Records for this exercise
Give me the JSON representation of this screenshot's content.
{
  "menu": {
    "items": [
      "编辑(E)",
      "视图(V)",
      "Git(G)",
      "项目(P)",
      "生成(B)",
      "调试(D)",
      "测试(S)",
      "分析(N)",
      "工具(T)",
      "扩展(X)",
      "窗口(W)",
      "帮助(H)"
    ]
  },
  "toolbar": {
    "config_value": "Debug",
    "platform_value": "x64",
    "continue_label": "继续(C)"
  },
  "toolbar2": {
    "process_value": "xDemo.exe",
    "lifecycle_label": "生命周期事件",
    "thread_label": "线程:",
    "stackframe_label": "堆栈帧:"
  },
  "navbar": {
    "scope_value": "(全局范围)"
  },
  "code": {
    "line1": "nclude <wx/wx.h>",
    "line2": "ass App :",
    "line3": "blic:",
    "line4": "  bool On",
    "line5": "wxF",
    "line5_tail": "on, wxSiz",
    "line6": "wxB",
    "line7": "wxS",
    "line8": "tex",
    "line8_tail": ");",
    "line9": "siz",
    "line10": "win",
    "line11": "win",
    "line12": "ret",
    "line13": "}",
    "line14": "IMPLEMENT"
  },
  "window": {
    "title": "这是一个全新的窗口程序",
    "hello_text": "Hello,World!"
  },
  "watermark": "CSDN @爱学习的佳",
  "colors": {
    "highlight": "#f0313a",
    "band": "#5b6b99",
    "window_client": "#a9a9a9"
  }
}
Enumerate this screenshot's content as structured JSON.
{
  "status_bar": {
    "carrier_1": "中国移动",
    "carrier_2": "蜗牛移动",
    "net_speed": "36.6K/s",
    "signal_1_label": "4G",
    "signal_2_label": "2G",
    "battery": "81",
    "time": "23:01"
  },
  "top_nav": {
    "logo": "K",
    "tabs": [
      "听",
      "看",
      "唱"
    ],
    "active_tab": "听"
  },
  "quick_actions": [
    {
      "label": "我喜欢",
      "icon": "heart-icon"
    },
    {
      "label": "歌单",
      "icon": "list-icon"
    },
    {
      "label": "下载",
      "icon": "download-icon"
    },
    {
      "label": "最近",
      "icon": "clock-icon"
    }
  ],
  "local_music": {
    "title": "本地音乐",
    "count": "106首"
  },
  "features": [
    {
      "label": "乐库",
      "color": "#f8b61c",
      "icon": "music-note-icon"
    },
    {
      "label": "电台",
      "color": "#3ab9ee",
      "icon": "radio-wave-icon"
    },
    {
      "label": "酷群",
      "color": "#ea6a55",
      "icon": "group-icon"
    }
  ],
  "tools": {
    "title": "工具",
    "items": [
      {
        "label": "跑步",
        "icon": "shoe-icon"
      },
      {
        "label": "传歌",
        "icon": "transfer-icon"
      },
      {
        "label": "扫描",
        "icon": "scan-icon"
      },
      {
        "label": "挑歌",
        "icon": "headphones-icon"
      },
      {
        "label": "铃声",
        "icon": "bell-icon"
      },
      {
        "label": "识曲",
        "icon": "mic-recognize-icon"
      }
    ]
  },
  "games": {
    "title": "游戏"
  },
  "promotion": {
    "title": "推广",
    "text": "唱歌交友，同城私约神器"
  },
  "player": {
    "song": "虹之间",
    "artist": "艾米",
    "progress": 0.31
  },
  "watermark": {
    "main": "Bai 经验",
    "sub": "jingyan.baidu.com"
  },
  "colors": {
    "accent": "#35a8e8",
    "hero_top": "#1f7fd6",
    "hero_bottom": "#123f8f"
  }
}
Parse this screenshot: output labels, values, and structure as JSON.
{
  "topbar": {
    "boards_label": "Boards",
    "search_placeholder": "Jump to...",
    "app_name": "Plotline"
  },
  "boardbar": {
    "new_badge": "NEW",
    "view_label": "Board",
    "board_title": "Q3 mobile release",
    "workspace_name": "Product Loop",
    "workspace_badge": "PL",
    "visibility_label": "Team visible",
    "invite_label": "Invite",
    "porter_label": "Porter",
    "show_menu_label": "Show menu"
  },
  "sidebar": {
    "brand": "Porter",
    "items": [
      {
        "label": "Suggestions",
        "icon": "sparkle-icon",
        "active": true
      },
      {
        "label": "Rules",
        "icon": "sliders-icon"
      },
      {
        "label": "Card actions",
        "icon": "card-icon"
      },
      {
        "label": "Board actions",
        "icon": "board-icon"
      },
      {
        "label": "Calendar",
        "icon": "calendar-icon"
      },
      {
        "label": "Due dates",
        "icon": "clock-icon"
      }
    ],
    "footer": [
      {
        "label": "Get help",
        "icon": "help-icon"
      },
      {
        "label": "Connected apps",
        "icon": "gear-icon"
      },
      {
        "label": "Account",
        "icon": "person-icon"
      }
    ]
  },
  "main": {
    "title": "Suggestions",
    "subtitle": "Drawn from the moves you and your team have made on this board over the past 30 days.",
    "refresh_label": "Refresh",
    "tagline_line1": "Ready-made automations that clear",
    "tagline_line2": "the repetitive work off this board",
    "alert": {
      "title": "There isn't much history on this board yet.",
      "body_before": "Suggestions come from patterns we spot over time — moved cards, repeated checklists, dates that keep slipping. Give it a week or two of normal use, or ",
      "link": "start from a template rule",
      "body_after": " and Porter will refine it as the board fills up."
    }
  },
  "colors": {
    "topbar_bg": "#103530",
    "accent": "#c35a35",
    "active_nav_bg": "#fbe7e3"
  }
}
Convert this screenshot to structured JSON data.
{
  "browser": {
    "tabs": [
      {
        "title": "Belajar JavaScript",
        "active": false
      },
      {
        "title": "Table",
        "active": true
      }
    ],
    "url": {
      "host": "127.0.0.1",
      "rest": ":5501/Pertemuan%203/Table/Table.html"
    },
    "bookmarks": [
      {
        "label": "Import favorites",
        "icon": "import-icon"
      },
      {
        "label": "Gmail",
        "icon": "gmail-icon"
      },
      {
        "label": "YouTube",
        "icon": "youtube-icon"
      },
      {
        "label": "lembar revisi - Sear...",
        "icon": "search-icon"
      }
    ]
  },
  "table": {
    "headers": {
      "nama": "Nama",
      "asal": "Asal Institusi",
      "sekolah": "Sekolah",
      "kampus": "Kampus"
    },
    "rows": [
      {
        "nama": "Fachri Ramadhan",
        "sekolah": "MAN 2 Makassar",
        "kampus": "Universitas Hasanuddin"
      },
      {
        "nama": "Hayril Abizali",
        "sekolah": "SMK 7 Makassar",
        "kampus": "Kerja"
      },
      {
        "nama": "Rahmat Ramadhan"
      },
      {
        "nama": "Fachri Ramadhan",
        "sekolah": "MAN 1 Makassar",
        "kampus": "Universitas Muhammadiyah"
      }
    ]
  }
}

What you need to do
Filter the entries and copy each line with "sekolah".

Solution to this task
      "sekolah": "Sekolah",
        "sekolah": "MAN 2 Makassar",
        "sekolah": "SMK 7 Makassar",
        "sekolah": "MAN 1 Makassar",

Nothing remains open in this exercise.